Record Electric Vehicle Sales in 2023
Earlier this year, we reported that 2023 would be the first year in U.S. history where electric vehicle sales would exceed 1 million units. If the current pace of EV sales continues, the actual number may be much higher, and would likely reach between 1.3 and 1.4 million units, according to the Associated Press and Atlas Public Policy. As such, EVs would reach a record 9 percent of new-car market share, up from about 7 percent in 2022.
Plug-In Sales in Other Markets Stronger
The numbers show significant progress for electrification in America, though the AP notes that new car EV market share still lags behind other markets. For instance, plug-in vehicles account for one-third of total new car sales in China, 35 percent of new car sales in Germany, and a staggering 90 percent of new car sales in Norway, one of the world’s strongest EV markets.
What’s driving sales of plug-ins in other markets? Government legislation is pushing automakers towards aggressive zero-emissions targets, with many of them mandating 100 percent zero emissions share of new cars by 2035. Aggressive tax incentives and subsidies are also present in those markets, though the U.S. does have an attractive $7,500 new vehicle incentive and a new $4,000 used vehicle incentive. In other markets, more affordable options are also driving sales growth.
Improved Affordability Boosts U.S. EV Sales
Improved affordability is also driving the higher U.S. numbers. Tesla, the dominant market player, dropped prices several times throughout 2023, significantly improving the affordability of their models – the most recent happened at the end of November. Other automakers, faced with reduced Tesla prices, were forced to react with lowered prices and improved purchase incentives in order to keep new EVs from stagnating on car dealer lots.
There are still some significant hurdles in the U.S. that must be resolved for EV sales to accelerate. While early EV adopters were higher-income buyers willing to try new technology – with houses where home charging could be installed and often with access to another vehicle – more mainstream buyers will not accept reduced convenience, and must have easy access to charging.
What is Holding Back EV Adoption?
While U.S. public charging infrastructure is constantly improving, the growth of the charging network is lagging the growth in EV sales.

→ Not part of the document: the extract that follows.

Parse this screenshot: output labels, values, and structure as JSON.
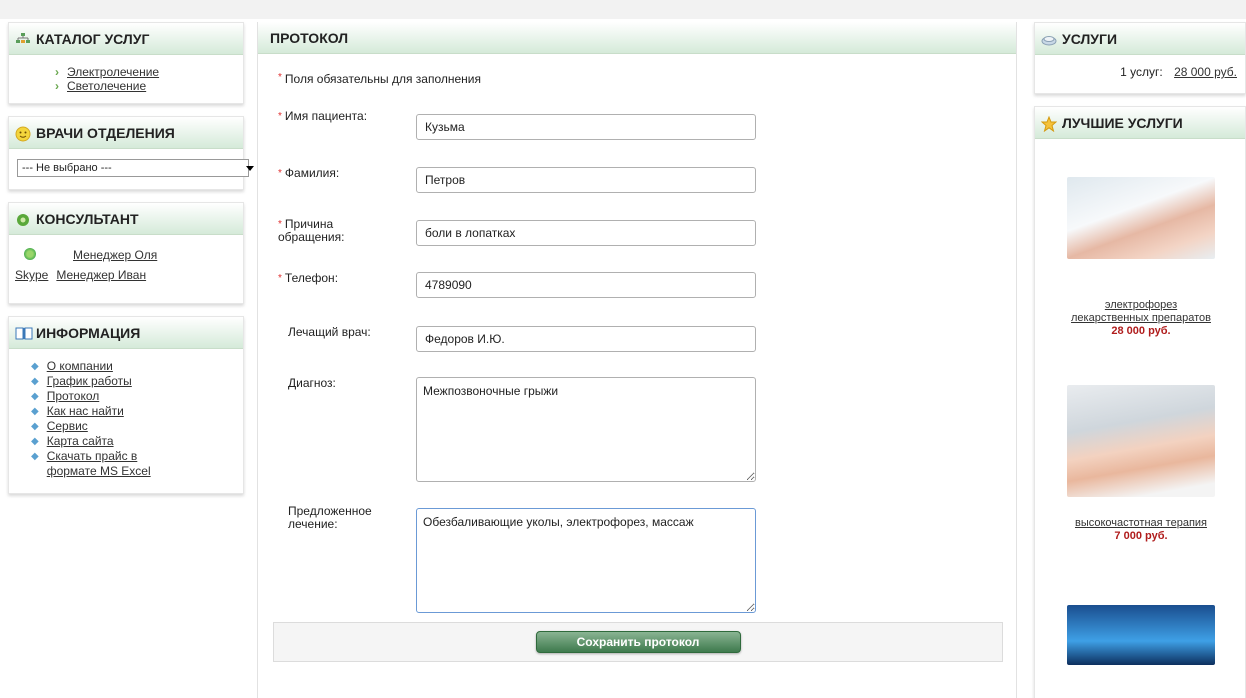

The deals many automakers signed with Tesla to provide access to the company’s Supercharger network will help, as will the planned 30,000 high-speed chargers from a seven-manufacturer consortium – but it will take time for both initiatives to gain momentum. Both initiatives really start to take hold in 2025.
Furthermore, EVs continue to be cost more than the average new car, though the gap continues to narrow. Data from Kelley Blue Book says that EVs cost over $3,000 more than the average American vehicle – though aggressive incentives for in-stock inventory are helping to close that gap, not to mention tax incentives that will be easier to access next year.
New EV Brands Coming
While a couple of automakers, such as Ford and GM, are scaling back slightly on their EV plans, new players continue to enter the market. Tesla is, after all, a startup, and Rivian and Lucid are growing sales and introducing new models. VinFast is establishing a national network of dealerships, and several Chinese brands are due to enter the U.S. market in coming years.
Meanwhile, the number of U.S. states that have set target dates for 100 percent zero-emissions share continues to grow. New Jersey is the latest state to follow in the footsteps of California, Washington, and others, with other states sure to follow.